Overall IQ Not Critical in California Capital Cases
Posted Apr 13, 2007 8:17 AM CST
By Debra Cassens Weiss
The California Supreme Court has ruled that courts may weigh mental deficiencies in just one area when deciding whether to impose the death sentence on a defendant with a normal IQ.
The legal definition of retardation does not rely on a fixed IQ score, the unanimous court said. The decision will affect at least 28 death row prisoners, according to the Los Angeles Times' coverage of the ruling.
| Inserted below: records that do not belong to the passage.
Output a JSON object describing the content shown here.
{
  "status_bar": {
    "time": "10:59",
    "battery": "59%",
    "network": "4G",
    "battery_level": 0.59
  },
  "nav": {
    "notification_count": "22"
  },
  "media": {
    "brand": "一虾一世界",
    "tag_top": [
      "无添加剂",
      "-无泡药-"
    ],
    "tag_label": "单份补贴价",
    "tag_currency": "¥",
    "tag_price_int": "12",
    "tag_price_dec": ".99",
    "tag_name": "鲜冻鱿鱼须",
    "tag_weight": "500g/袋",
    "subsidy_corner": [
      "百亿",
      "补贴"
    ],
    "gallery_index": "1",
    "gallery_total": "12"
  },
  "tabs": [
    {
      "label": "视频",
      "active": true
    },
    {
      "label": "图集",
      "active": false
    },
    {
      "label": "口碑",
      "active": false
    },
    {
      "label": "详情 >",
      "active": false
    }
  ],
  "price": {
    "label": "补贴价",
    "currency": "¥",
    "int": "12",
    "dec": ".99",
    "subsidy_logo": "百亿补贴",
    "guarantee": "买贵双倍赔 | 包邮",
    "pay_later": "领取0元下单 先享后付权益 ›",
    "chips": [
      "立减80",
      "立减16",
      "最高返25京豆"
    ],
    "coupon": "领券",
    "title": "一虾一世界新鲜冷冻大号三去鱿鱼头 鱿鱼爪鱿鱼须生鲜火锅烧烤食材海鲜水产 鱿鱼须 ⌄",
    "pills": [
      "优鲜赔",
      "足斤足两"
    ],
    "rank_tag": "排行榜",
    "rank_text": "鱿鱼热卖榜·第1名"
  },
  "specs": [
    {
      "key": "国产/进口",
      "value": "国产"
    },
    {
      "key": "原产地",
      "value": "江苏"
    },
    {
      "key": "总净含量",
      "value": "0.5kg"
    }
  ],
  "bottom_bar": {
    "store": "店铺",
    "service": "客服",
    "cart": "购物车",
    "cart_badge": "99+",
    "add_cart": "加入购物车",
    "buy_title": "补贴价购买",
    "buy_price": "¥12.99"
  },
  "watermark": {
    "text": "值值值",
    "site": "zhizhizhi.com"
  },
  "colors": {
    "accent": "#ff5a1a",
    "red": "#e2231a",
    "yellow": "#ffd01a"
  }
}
The court ruled in the case of Jorge Junior Vidal. A defense psychologist said tests showed Vidal could put a puzzle together, but may not be able to understand verbal instructions on how to do so.